The Outpost (2020)
★★★ / ★★★★
A soldier shouts, “We won! We won!” after a B-1 bomber swooped in and eliminated the remaining Taliban that surrounded and overran PRT Kamdesh, an American outpost inconveniently located in a valley that is surrounded by the ominous Hindu Kush mountains in Afghanistan. As this supposedly joyous proclamation is heard, the camera fixates on dead or dying faces of American soldiers while they’re carried away to their next destination. Observant and sensitive moments like this allows “The Outpost,” directed by Rod Lurie, to move beyond the confines of typical war action-drama.
Ricocheting bullets, deafening explosions, mangled bodies, and painful deaths abound. But the picture, based on the Jake Tapper’s non-fiction book “The Outpost: An Untold Story of American Valor,” is most powerful during its quiet and blink-or-you’ll-miss it moments: a soldier admitting that he no longer has it in him to go back out there and fight—yet no one blinks an eye, a leader who is an expert in finding ways to hide that he may in fact be a coward, an outcast who becomes increasingly alienated by the frat culture in his outpost, phone calls home that reveal the men’s true natures. It is the human details that make the material compelling. Credit to screenwriters Eric Johnson and Paul Tamasy for consistently underscoring the fact that just because one dons an army combat uniform does not transform a person into Rambo. These are but men who must do their jobs to the best of their abilities despite impossible circumstances.

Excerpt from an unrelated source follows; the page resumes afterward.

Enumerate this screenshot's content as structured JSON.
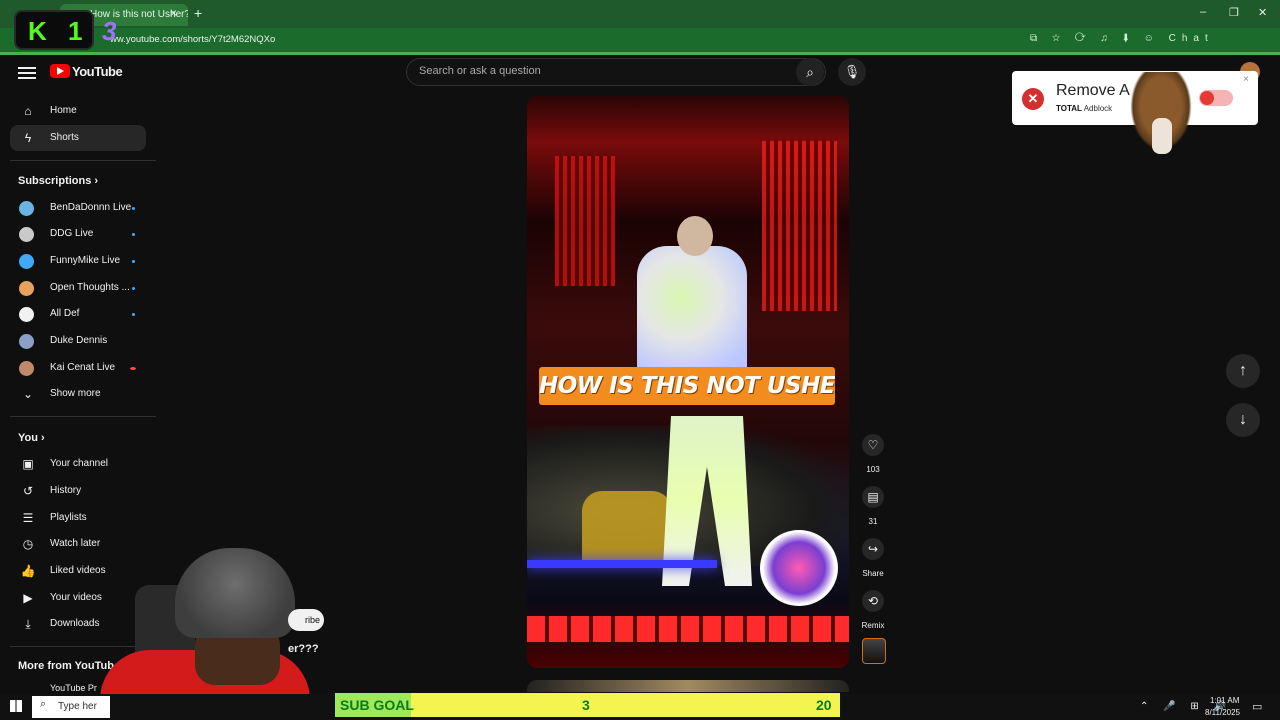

Curiously, the work is divided into chapters based on the commander in charge of PRT Kamdesh at the time, from Captain Keating (Orlando Bloom) who has a real knack for connecting with the locals and getting them to cooperate against the Talibans to Lieutenant Bundermann (Taylor John Smith) who must take over temporarily when Captain Broward (Kwame Patterson) is relieved from his command. During each chapter, we learn about the soldiers in the base by what they talk about, how they interact, what they do to pass the time, how they respond to conflicts inside and outside their walls, sometimes how they struggle with their own selves and their natures.
It is so interesting that at times I wished every key character is given internal monologue. I was especially fascinated by Specialist Carter (Caleb Landry Jones) who always finds himself as a target because he is so unlike the other guys. He is quiet, intense, often in self-isolation. When he does express genuine concerns, he is punished for crossing the line. Jones is terrific in the role—perhaps the best of the bunch. Not once do his eyes fail to tell a specific story or emotion. And his body carries the weight of his character’s many thoughts and frustrations. Will Carter break when the Talibans inevitably come down the mountains to try and exterminate them?
Another wonderful decision by the filmmakers is taking the time to emphasize geography. It isn’t enough to show the surrounding mountains that tower the outpost. At one point, we are taken outside the walls and onto higher ground. Because we see what the Talibans see, we get a chance to think how they think, especially how best to effectively attack the outpost given that the Americans not only have more weapons, they have more advanced weapons and varied resources. Thus, the base must be taken down quickly. Given the height advantage, what is the best approach to strike fear and panic, so that the enemy is compelled to rush to failure?